A new species of nanoplatelet
zirconium phosphates (nano-ZrP) from a proprietary
process presents tunable morphology controllable particle sizes. The species includes: - α-ZrP, γ-ZrP, γ-NaZrP, γ-NH4ZrP, See SEM image of the species.
These new species presents good ion-exchange capabilities against known amorphous (Gel) ZrP as shown in Tables 1.
From Table 2, the 3 multi-element solutions, having initial concentration of each ionic species at 1 mmol/L, shows the relative affinity of α-ZrP and γ-ZrP towards alkali and alkaline-earth metal ions. Notably, γ-ZrP exhibit significantly higher removal efficiency for caesium (Cs+) than α-ZrP.
Comparative studies on sorption and kinetics of these new species is presented in Figure 1 and 2:The sorption amount against time in Figure 1 (below) shows the sorption kinetics of K+ (at 10mmol/L) by 4 ZrP sorbents.

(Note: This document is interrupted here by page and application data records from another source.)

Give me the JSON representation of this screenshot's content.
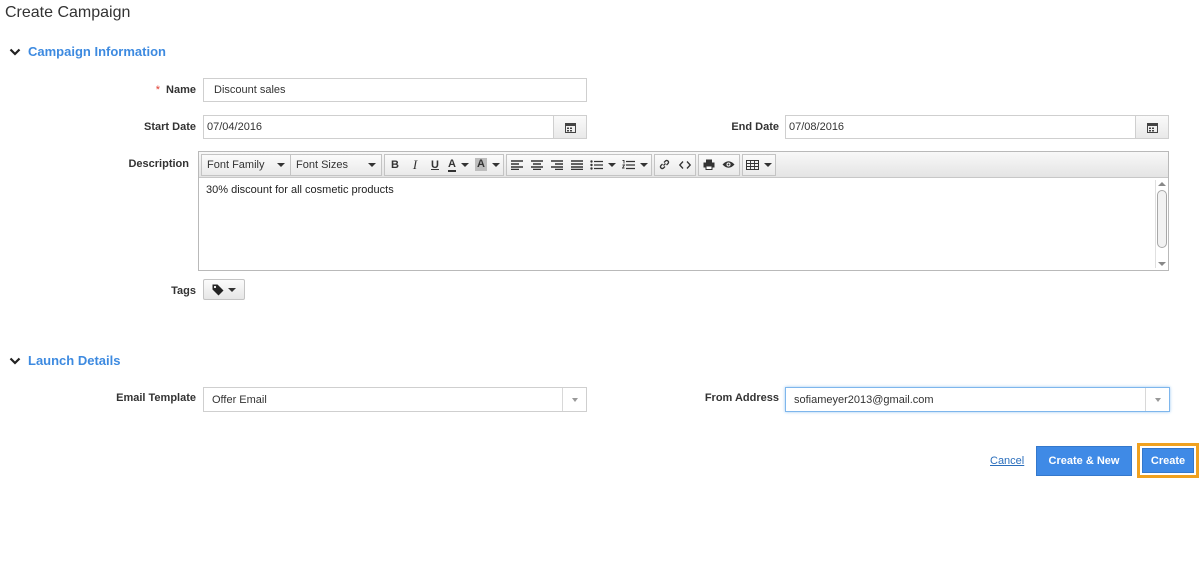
{
  "page": {
    "title": "Create Campaign"
  },
  "campaign_info": {
    "section_title": "Campaign Information",
    "name": {
      "label": "Name",
      "required_mark": "*",
      "value": "Discount sales"
    },
    "start_date": {
      "label": "Start Date",
      "value": "07/04/2016"
    },
    "end_date": {
      "label": "End Date",
      "value": "07/08/2016"
    },
    "description": {
      "label": "Description",
      "font_family_label": "Font Family",
      "font_sizes_label": "Font Sizes",
      "bold": "B",
      "italic": "I",
      "underline": "U",
      "text_color": "A",
      "bg_color": "A",
      "content": "30% discount  for all cosmetic products"
    },
    "tags": {
      "label": "Tags"
    }
  },
  "launch_details": {
    "section_title": "Launch Details",
    "email_template": {
      "label": "Email Template",
      "value": "Offer Email"
    },
    "from_address": {
      "label": "From Address",
      "value": "sofiameyer2013@gmail.com"
    }
  },
  "actions": {
    "cancel_label": "Cancel",
    "create_new_label": "Create & New",
    "create_label": "Create"
  },
  "colors": {
    "accent": "#3d8ae0",
    "button": "#3f8ae6",
    "highlight": "#f0a11f",
    "required": "#e03c31"
  }
}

The (highest) sorption rate is achieved by γ-ZrP, significantly higher than known amorphous (gel)-ZrP
The sorption of ammonium (NH4+) and potassium (K+) ions were tested in aqueous NH4NO3 (pH 5.3) and KCl (pH 5.7) solutions with the initial concentrations of 0.1-20 mmol/L. Figure 2 shows results where sorption of ammonium and potassium ions decreased as follows: α-ZrP > γ-NaZr P > Gel-ZrP > γ-ZrP. However, at low concentrations (< 1 mmol/L), the sorption of ammonium and potassium ions was higher for γ-NaZrP than γ -ZrP. See respective insets (chart) (a) and (b), in Figure 2 below.
Application and advantages
Through the proprietary process the lesser known γ-ZrP and alternative species of nano-ZrP can now be produced in high yield for development in different applications.